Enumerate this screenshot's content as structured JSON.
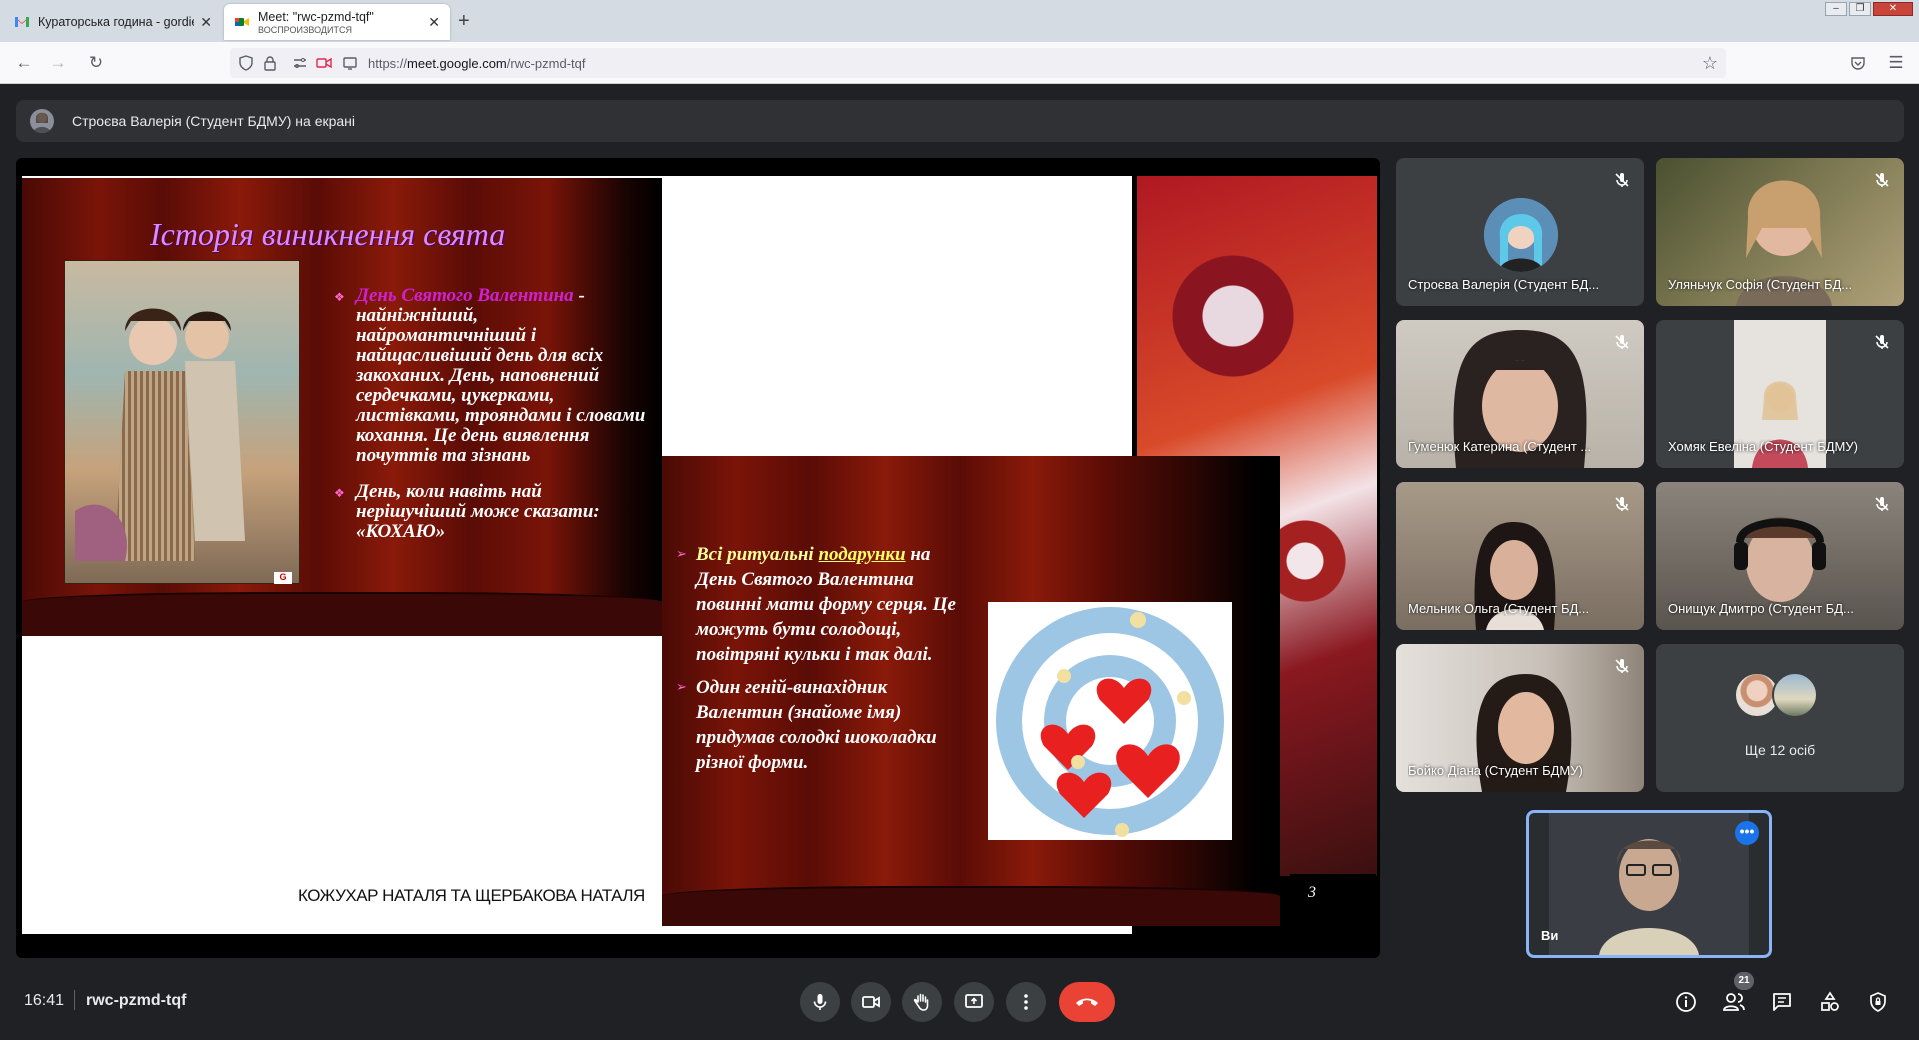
{
  "browser": {
    "tabs": [
      {
        "label": "Кураторська година - gordienk",
        "active": false
      },
      {
        "label": "Meet: \"rwc-pzmd-tqf\"",
        "sublabel": "ВОСПРОИЗВОДИТСЯ",
        "active": true
      }
    ],
    "url_host": "meet.google.com",
    "url_prefix": "https://",
    "url_path": "/rwc-pzmd-tqf"
  },
  "meet": {
    "presenter_text": "Строєва Валерія (Студент БДМУ) на екрані",
    "slide1": {
      "title": "Історія виникнення свята",
      "highlight": "День Святого Валентина",
      "body1": " - найніжніший, найромантичніший і найщасливіший  день для всіх закоханих. День, наповнений сердечками, цукерками, листівками, трояндами і словами кохання. Це день виявлення почуттів  та зізнань",
      "body2": "День, коли навіть най нерішучіший може сказати: «КОХАЮ»"
    },
    "slide2": {
      "b1_pre": "Всі ритуальні ",
      "b1_link": "подарунки",
      "b1_post": " на День Святого Валентина повинні мати форму серця. Це можуть бути солодощі, повітряні кульки і так далі.",
      "b2": "Один геній-винахідник Валентин (знайоме імя) придумав солодкі шоколадки різної форми."
    },
    "authors": "КОЖУХАР НАТАЛЯ  ТА ЩЕРБАКОВА НАТАЛЯ",
    "slide3_number": "3",
    "participants": [
      "Строєва Валерія (Студент БД...",
      "Уляньчук Софія (Студент БД...",
      "Гуменюк Катерина (Студент ...",
      "Хомяк Евеліна (Студент БДМУ)",
      "Мельник Ольга (Студент БД...",
      "Онищук Дмитро (Студент БД...",
      "Бойко Діана (Студент БДМУ)"
    ],
    "more_people": "Ще 12 осіб",
    "self_label": "Ви",
    "time": "16:41",
    "meeting_code": "rwc-pzmd-tqf",
    "participant_count": "21",
    "colors": {
      "accent": "#8ab4f8",
      "end_call": "#ea4335",
      "bg": "#202124"
    }
  }
}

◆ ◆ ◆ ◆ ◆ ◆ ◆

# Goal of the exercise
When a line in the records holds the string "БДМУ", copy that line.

# Response for this exercise
    "presenter_text": "Строєва Валерія (Студент БДМУ) на екрані",
      "Хомяк Евеліна (Студент БДМУ)",
      "Бойко Діана (Студент БДМУ)"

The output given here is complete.